Follow this link to the Ware of the Dog site.
The story of Dog Parker couldn’t be any more “Brooklyn.” Chelsea Brownridge got the idea for high-tech, shareable dog houses while walking her dog Winston on the borough’s streets. She and her boyfriend Todd Schecter started working on a business plan and a prototype in their Brooklyn apartment and in a garage in Bed-Stuy. They had a short stint in Manhattan where they further developed their concept. Soon after that, they moved to an amazing New Lab space in the Brooklyn Navy Yards. Chelsea says she couldn’t be happier now that she commutes to work from Prospect Heights.
Chelsea writes on the Dog Parker website:
The inspiration for Dog Parker started with my dog, Winston, a terrier mix rescue who lives with me in Brooklyn. For a long time, it was difficult taking Winston around the city with me because so many places don’t allow dogs inside. I wouldn’t tie him up because, like many, I worried he’d get loose, get scared, or be stolen. I realized if Winston and I faced these challenges, then millions of other pet parents shared this experience when it came to spending more time with their dogs. As a solution, I created the Dog Parker — a shareable dog house — so that the Winstons of the world can enjoy exploring the city life more with their owners. The Dog Parker combines dog-first design with technology to create a safe and comfortable house for dogs.

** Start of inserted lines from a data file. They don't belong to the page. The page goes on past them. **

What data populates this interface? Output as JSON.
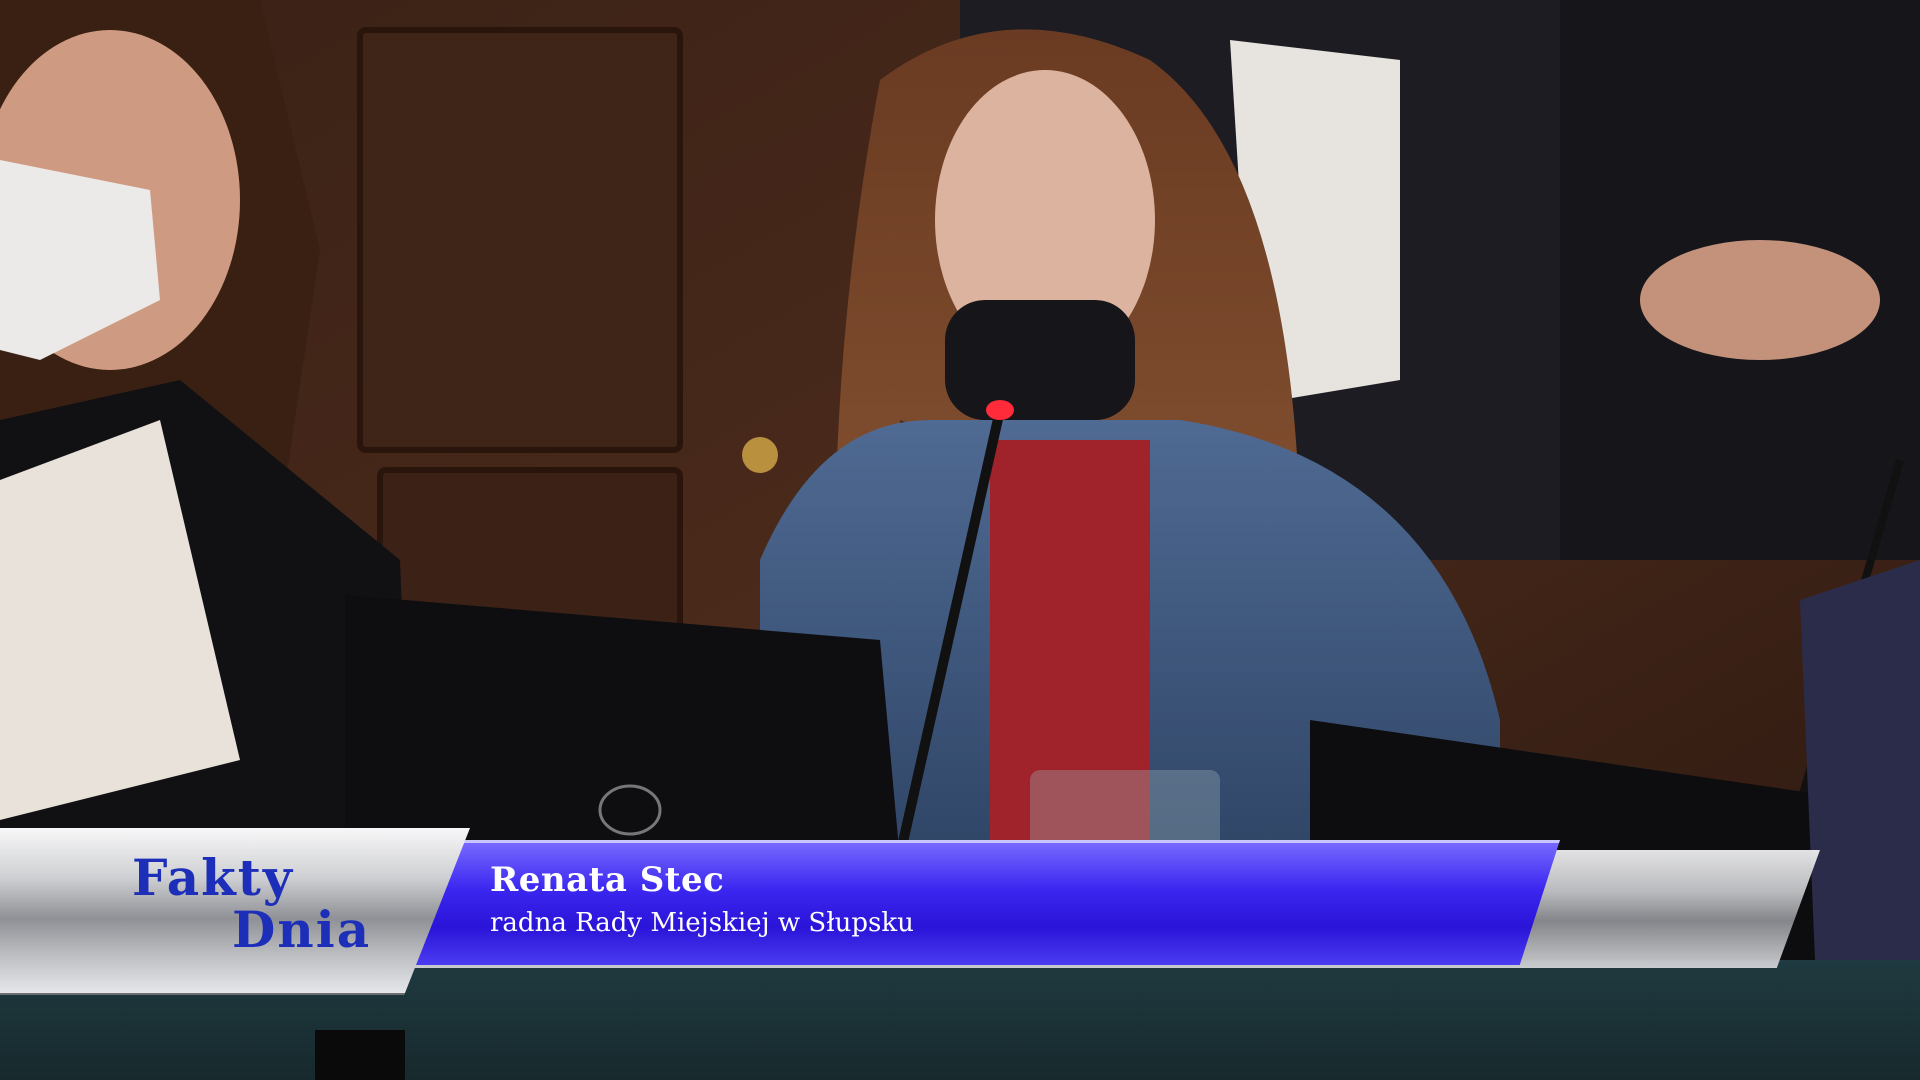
{
  "channel": {
    "logo_line1": "Fakty",
    "logo_line2": "Dnia"
  },
  "caption": {
    "name": "Renata Stec",
    "title": "radna Rady Miejskiej w Słupsku"
  },
  "colors": {
    "name_bar": "#2a14d8",
    "logo_text": "#1d2fb8",
    "silver": "#c9cacd"
  }
}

I think it’s best to think of Dog Parkers as short-term pod hotels for dogs. There are currently 35 Dog Parkers deployed throughout Brooklyn; two will be stationed in Manhattan soon. I watched one family happen across a Dog Parker just when they needed a place to leave their pooch while they grabbed a bite to eat (see the photo above.) They quickly downloaded the app and checked their Frenchie in for a brief stay. I popped in on him a short while later and he looked perfectly chill while his owners chowed down.
Visit the Dog Parker website to see how it all works.

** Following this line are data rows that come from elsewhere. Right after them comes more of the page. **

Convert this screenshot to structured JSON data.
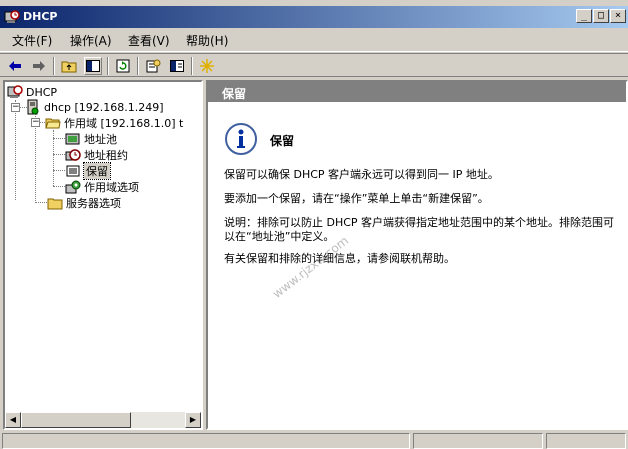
{
  "window": {
    "title": "DHCP",
    "icon": "dhcp-console-icon",
    "controls": [
      "_",
      "□",
      "×"
    ]
  },
  "menubar": {
    "items": [
      "文件(F)",
      "操作(A)",
      "查看(V)",
      "帮助(H)"
    ]
  },
  "toolbar": {
    "buttons": [
      "back-arrow-icon",
      "forward-arrow-icon",
      "up-folder-icon",
      "show-hide-tree-icon",
      "refresh-icon",
      "properties-icon",
      "help-icon",
      "new-item-icon"
    ]
  },
  "tree": {
    "root": "DHCP",
    "server": "dhcp [192.168.1.249]",
    "scope": "作用域 [192.168.1.0] t",
    "scope_children": [
      "地址池",
      "地址租约",
      "保留",
      "作用域选项"
    ],
    "server_options": "服务器选项",
    "selected": "保留"
  },
  "content": {
    "header": "保留",
    "info_title": "保留",
    "paragraphs": [
      "保留可以确保 DHCP 客户端永远可以得到同一 IP 地址。",
      "要添加一个保留，请在“操作”菜单上单击“新建保留”。",
      "说明：排除可以防止 DHCP 客户端获得指定地址范围中的某个地址。排除范围可以在“地址池”中定义。",
      "有关保留和排除的详细信息，请参阅联机帮助。"
    ],
    "watermark": "www.rjzxw.com"
  },
  "colors": {
    "title_gradient_start": "#0a246a",
    "title_gradient_end": "#a6caf0",
    "face": "#d4d0c8",
    "pane_header": "#808080"
  }
}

LoveThyBeast is another company that got its start in Brooklyn. It arose from founder Tiziana Agnello’s need for an ideal pet carrier for her aging Pug, Gzigzia. Tiziana’s work in prop-styling served her well when she stitched together a custom tote to carry her pooch around. People on the street noticed it. A local pet store ordered a small initial batch of them. They sold out within a week. The rest is history. Seven years later, LoveThyBeast offers a full line of products including clothes, toys, beds, collars, and leashes.
I visited LoveThyBeast’s flagship store recently. (It’s not in Brooklyn. They jumped across the river to establish a foothold in Manhattan.) While all the products there were really great, I fell in love with the originals: the totes! Also check out her newest line of leashes and collars. I saw them at the NY Now show and I liked them a lot.
The store is located at 300 East 5th Street, between First and Second Avenues in the East Village. And to shop online, click here.
Found My Animal
There’s one company from Brooklyn whose products are seemingly ubiquitous: Found My Animal. Bodhi has a Found My Animal leash (It’s a beautiful, vibrant orange! Check it out here.) I also think it’s safe to say I’ve seen their products in pretty much every high-end pet shop I’ve ever visited. I’ve even seen Found My Animal gear at West Elm, CB2, and The Standard Hotel in Miami Beach.
Check out Found My Animal’s full product line on their website.
And for more products from companies that started in Brooklyn check out: BTW Ceramics (bowls); Waggo (full line of products); Bau Hound (apparel); Citizen x Hound (collars and leashes); and Howl and Hound (bandanas.) And if you Urban Doggers know of any more Brooklyn-based companies, let me know in the comments below.